Brent Reynolds, Ph.D., a regenerative medicine scientist at the Evelyn F. and William L. McKnight Brain Institute of the University of Florida, was honored recently for his contributions to neuroscience by officials at the Catholic University in Rome and the university’s teaching hospital — the Gemelli University Polyclinic.
Reynolds received the Atena Onlus Association research award for work that began while he was a graduate student at the University of Calgary, where he helped discover that mice continue to produce brain cells throughout their lives. The finding drastically changed scientists’ perception of the brain and its ability to repair itself.
“We were looking for a molecule to keep brain cells alive after stroke or in Alzheimer’s or Parkinson’s disease, but we ended up discovering the brain stem cell,” said Reynolds, an associate professor of neurosurgery at the College of Medicine. “Since that discovery, we now know where these stem cells are located and, in particular regions of the human brain, these stem cells are dividing and making new brain cells, probably on the order of hundreds of thousands every day.
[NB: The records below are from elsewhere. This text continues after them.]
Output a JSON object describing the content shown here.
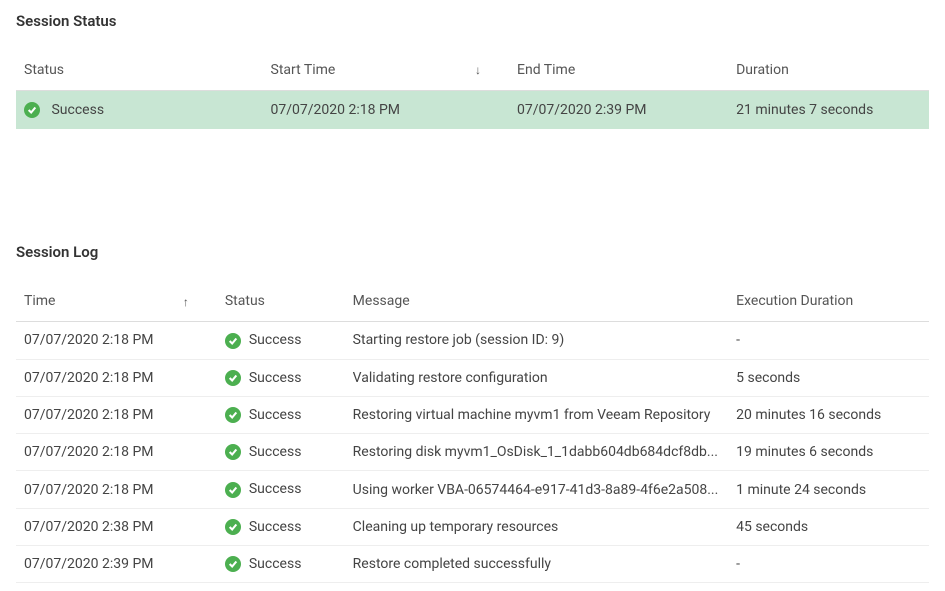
{
  "sessionStatus": {
    "title": "Session Status",
    "columns": {
      "status": "Status",
      "startTime": "Start Time",
      "endTime": "End Time",
      "duration": "Duration"
    },
    "row": {
      "status": "Success",
      "startTime": "07/07/2020 2:18 PM",
      "endTime": "07/07/2020 2:39 PM",
      "duration": "21 minutes 7 seconds"
    }
  },
  "sessionLog": {
    "title": "Session Log",
    "columns": {
      "time": "Time",
      "status": "Status",
      "message": "Message",
      "execDuration": "Execution Duration"
    },
    "rows": [
      {
        "time": "07/07/2020 2:18 PM",
        "status": "Success",
        "message": "Starting restore job (session ID: 9)",
        "execDuration": "-"
      },
      {
        "time": "07/07/2020 2:18 PM",
        "status": "Success",
        "message": "Validating restore configuration",
        "execDuration": "5 seconds"
      },
      {
        "time": "07/07/2020 2:18 PM",
        "status": "Success",
        "message": "Restoring virtual machine myvm1 from Veeam Repository",
        "execDuration": "20 minutes 16 seconds"
      },
      {
        "time": "07/07/2020 2:18 PM",
        "status": "Success",
        "message": "Restoring disk myvm1_OsDisk_1_1dabb604db684dcf8db...",
        "execDuration": "19 minutes 6 seconds"
      },
      {
        "time": "07/07/2020 2:18 PM",
        "status": "Success",
        "message": "Using worker VBA-06574464-e917-41d3-8a89-4f6e2a508...",
        "execDuration": "1 minute 24 seconds"
      },
      {
        "time": "07/07/2020 2:38 PM",
        "status": "Success",
        "message": "Cleaning up temporary resources",
        "execDuration": "45 seconds"
      },
      {
        "time": "07/07/2020 2:39 PM",
        "status": "Success",
        "message": "Restore completed successfully",
        "execDuration": "-"
      }
    ]
  }
}
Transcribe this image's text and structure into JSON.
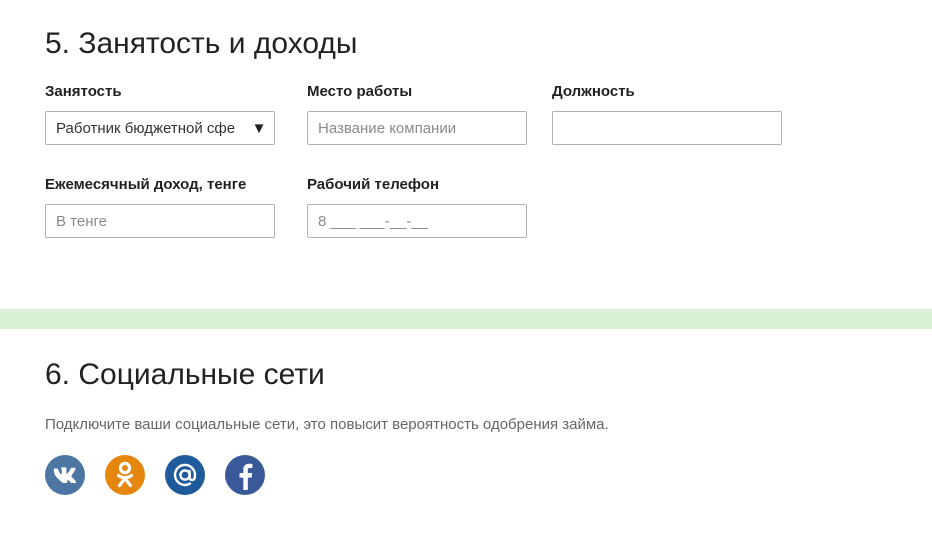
{
  "section5": {
    "title": "5. Занятость и доходы",
    "employment": {
      "label": "Занятость",
      "selected": "Работник бюджетной сфе"
    },
    "workplace": {
      "label": "Место работы",
      "placeholder": "Название компании"
    },
    "position": {
      "label": "Должность",
      "placeholder": ""
    },
    "income": {
      "label": "Ежемесячный доход, тенге",
      "placeholder": "В тенге"
    },
    "work_phone": {
      "label": "Рабочий телефон",
      "placeholder": "8 ___ ___-__-__"
    }
  },
  "section6": {
    "title": "6. Социальные сети",
    "description": "Подключите ваши социальные сети, это повысит вероятность одобрения займа.",
    "networks": [
      {
        "name": "vk-icon",
        "color": "#4e76a3"
      },
      {
        "name": "odnoklassniki-icon",
        "color": "#e5870f"
      },
      {
        "name": "mail-at-icon",
        "color": "#1f5a9b"
      },
      {
        "name": "facebook-icon",
        "color": "#3a5998"
      }
    ]
  },
  "colors": {
    "divider_band": "#d9f1d6",
    "field_border": "#aeb3b8"
  }
}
The discovery opened a door that said the brain isn’t static, it is plastic. When the brain is injured, it’s not that there is nothing we can do. The brain has the capacity to repair itself.”
The Atena Onlus Association research award has been given to only a few scientists in the world, including Dennis A. Steindler, Ph.D., the executive director of UF’s McKnight Brain Institute, who similarly helped discover that stem cells are at work in the human brain.
“Dr. Reynolds’ work helped shape the modern understanding of adult stem cells,” Steindler said. “It is extremely gratifying to see his achievement being recognized by such a renowned organization.”
The Atena Onlus Association, in collaboration with the municipality of Rome and the Catholic University, strives to recognize and emphasize important scientific research. The Catholic University and Gemelli University Polyclinic are widely known for treating Pope John Paul II’s medical conditions from 1981 to 2005.
As for Reynolds’ current work, he runs the Adult Stem Cell Engineering and Therapeutic Core at the MBI with Ed Scott, Ph.D., the director of UF’s Program in Stem Cell Biology and Regenerative Medicine, in part focusing on therapies that harness the brain’s natural reparative mechanisms.